• AIM OF THE TASK
Wherever the word "Open" occurs in the lines below, copy the whole line.

Page and application data records
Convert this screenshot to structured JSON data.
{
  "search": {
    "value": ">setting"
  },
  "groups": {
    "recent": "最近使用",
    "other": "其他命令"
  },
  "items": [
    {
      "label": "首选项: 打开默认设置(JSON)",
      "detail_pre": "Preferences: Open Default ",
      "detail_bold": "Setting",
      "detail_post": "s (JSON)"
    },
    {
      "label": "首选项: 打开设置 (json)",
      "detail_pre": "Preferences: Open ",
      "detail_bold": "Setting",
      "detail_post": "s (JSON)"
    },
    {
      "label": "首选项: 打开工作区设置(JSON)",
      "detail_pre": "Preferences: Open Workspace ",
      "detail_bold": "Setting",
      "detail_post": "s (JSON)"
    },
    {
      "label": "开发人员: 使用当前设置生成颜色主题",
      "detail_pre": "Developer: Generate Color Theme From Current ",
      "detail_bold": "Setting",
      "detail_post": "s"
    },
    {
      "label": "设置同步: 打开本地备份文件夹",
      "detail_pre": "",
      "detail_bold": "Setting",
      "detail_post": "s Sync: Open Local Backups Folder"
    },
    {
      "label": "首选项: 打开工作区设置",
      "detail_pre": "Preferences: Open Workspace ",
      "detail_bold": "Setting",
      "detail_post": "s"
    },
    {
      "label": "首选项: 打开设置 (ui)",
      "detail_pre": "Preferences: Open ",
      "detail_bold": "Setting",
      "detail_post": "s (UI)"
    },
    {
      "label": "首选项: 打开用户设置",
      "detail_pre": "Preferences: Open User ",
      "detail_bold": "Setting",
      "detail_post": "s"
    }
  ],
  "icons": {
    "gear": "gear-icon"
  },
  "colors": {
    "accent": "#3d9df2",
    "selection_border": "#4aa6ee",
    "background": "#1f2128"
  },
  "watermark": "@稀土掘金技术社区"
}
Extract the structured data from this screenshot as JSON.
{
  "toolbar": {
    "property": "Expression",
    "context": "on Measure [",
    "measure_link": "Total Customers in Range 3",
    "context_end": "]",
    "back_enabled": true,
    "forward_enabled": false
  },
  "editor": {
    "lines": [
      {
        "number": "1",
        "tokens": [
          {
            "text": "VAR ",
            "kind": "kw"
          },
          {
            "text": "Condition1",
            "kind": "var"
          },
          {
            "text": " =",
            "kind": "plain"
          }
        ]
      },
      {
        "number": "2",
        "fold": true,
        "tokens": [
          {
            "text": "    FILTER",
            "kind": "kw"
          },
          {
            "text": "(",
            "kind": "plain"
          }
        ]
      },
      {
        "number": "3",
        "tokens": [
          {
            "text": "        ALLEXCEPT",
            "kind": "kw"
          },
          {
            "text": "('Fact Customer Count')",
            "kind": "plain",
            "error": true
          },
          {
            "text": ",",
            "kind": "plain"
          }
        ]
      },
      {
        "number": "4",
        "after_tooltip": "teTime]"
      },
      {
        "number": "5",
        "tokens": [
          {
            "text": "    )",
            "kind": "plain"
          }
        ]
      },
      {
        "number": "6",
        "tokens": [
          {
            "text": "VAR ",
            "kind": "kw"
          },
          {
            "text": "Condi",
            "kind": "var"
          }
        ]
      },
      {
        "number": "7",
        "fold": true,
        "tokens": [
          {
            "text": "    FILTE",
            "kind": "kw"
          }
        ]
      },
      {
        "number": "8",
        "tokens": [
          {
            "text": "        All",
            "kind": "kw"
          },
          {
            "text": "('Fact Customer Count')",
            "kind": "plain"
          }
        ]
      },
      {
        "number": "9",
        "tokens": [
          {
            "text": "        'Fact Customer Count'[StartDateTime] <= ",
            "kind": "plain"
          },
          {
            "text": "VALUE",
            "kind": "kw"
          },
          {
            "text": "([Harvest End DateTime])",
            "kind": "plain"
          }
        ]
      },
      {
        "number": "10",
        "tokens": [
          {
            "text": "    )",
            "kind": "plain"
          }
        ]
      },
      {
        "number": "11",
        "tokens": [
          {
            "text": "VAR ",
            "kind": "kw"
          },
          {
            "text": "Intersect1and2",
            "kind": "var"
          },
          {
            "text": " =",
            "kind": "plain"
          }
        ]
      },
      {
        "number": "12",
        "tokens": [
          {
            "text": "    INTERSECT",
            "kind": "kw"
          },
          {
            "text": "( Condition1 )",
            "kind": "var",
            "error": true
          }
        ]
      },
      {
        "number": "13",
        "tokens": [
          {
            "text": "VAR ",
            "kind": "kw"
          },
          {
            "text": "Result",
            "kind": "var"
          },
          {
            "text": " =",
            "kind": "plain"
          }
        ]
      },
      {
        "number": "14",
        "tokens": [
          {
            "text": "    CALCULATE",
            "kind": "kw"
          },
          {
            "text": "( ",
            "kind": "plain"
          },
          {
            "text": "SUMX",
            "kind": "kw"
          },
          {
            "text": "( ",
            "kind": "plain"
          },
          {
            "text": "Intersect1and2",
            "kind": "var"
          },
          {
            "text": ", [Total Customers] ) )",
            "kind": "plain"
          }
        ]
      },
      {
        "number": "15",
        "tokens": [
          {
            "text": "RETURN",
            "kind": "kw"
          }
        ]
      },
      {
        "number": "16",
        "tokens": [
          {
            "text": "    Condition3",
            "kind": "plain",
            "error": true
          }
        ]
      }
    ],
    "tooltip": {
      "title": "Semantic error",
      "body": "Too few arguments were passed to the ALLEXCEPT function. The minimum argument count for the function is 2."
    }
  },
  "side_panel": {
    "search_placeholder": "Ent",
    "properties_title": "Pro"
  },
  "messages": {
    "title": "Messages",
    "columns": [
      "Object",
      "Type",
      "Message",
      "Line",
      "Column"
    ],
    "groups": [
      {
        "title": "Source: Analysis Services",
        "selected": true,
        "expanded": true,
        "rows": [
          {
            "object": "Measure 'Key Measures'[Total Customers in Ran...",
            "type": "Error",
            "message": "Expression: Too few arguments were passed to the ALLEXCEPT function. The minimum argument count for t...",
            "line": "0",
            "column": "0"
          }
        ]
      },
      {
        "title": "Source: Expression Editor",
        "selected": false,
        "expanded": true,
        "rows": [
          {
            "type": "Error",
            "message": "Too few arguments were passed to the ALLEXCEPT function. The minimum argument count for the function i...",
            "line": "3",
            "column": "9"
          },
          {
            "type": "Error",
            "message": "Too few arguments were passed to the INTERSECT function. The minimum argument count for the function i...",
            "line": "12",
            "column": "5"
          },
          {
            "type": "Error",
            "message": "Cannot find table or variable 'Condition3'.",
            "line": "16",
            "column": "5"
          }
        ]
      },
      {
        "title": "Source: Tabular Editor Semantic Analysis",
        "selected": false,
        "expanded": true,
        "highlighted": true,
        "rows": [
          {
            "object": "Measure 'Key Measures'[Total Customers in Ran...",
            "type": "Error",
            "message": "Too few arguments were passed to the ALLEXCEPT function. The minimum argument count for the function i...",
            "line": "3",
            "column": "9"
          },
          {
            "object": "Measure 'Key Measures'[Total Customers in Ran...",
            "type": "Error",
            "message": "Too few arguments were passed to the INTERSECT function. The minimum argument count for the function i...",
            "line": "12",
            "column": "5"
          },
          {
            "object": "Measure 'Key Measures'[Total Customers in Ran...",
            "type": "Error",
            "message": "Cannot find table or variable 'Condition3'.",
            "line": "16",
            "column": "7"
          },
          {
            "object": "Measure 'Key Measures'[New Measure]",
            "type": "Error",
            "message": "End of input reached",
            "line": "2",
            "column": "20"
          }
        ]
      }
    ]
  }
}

• SOLUTION TO THIS TASK
      "detail_pre": "Preferences: Open Default ",
      "detail_pre": "Preferences: Open ",
      "detail_pre": "Preferences: Open Workspace ",
      "detail_post": "s Sync: Open Local Backups Folder"
      "detail_pre": "Preferences: Open Workspace ",
      "detail_pre": "Preferences: Open ",
      "detail_pre": "Preferences: Open User ",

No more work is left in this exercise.